The previous chapters set the stage for the discussion of an Islamic model of administrative development to be treated in this chapter. It has been demonstrated that no model can be sound and effective unless it is grounded in the culture and ideology of the people which it is constructed to serve. It has been shown earlier that, in many cases, intellectuals and leaders of the Muslim countries have somehow grasped or understood the basic value of ideology in development. Some of them, nevertheless, have argued that the ideological basis of their policies of development is precisely an adaptation of a European 'ism' - usually Socialism. Binder (1966:197-8) reminds us that these leaders and intellectuals, not only in the Muslim world but in the Third World generally:
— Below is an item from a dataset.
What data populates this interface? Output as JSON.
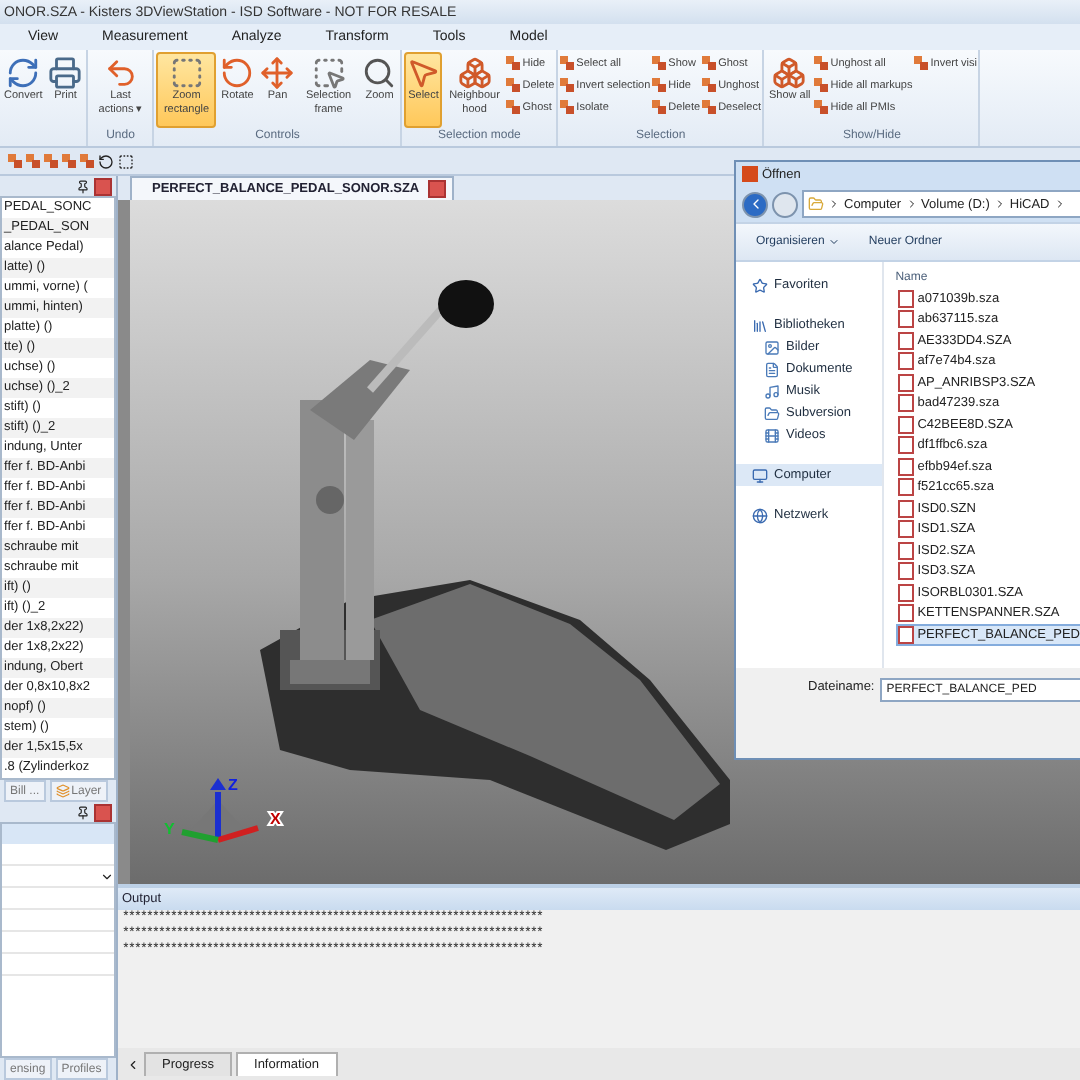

do not so readily admit that they are changing or adapting the indigenous tradition. At any rate, the adaptation of a universalistic theory or ism to special circumstances is the creation of an ideology, in the truest sense of the term.